one white dot for the full open and with two white dots for the half open. Apply
a lighted match or lighter to the top of the chimney.
2- Note the appearance of the flame and make a drawing of it.
3- Using tongs, hold a piece of pot in the flame for one minute. Observe the deposit
which forms on the cold pot.
4- Slowly open the air hole. Notice the change in the amount of heat and light
given out, the length and temperature of the flame and the noise. Draw the
5- With the air hole open repeat (3).with a fresh piece of pot.
6- Hold a piece of soft glass tubing with tongs
a- at the top of the flame
b- inside the blue cone
c- just at the tip of the blue cone.
Which is the hottest region of the flame? How can you tell?
7- With the air hole open, turn the gas fully on. Note the appearance and sound of
the flame.
8- Fill the following table.

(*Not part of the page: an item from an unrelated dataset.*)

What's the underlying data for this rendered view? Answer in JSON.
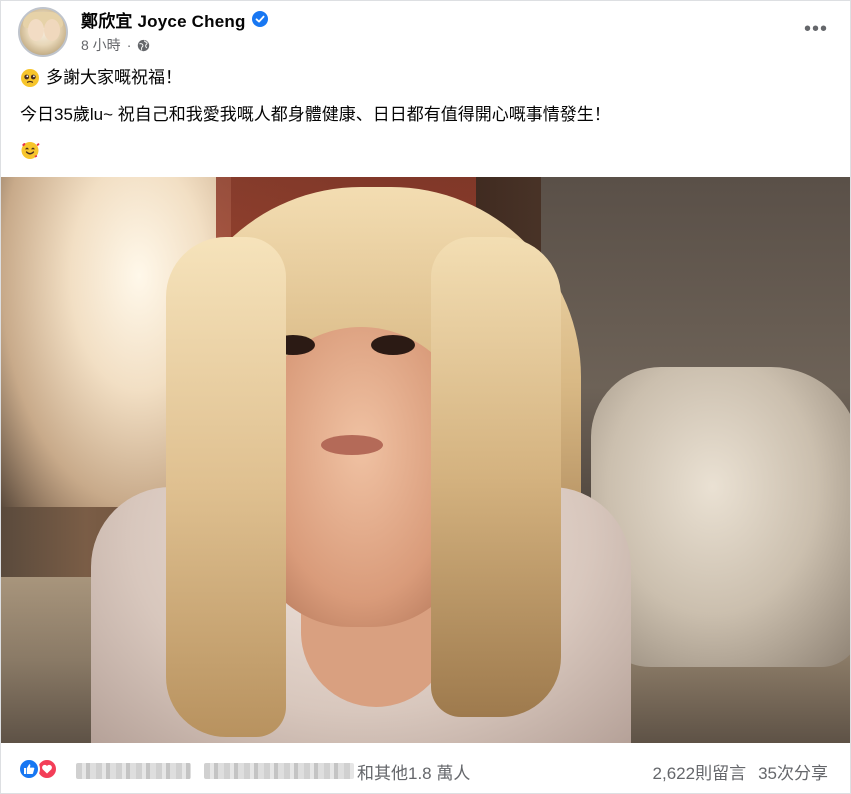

Nature of flame Air hole open Air hole closed

(gas full open)
Hot or very hot?
Does it flicker?
Does it form soot?

9- Can you think up an experiment to compare the heating power of both the
yellow and the blue flames? (E.g. heating some water). To make it a fair test
everything must be kept equal except for the type of flame. When you have
planned the experiment ask you teacher to approve your plan before trying it
10- Fill in the blanks in the following passage.
“To light a Bunsen burner, have the air hole _________ and the gas tap
_________ _________. If you leave your burner alight on your bench you want
the flame to be clearly seen to avoid ___________: use the _________ flame
with the air hole ___________. To heat with the Bunsen burner use _________
flame. Have the air hole _________ and the gas tap __________ __________.
For very strong heating, use the roaring flame. Have the air hole __________
_________ and the gas tap __________ ___________.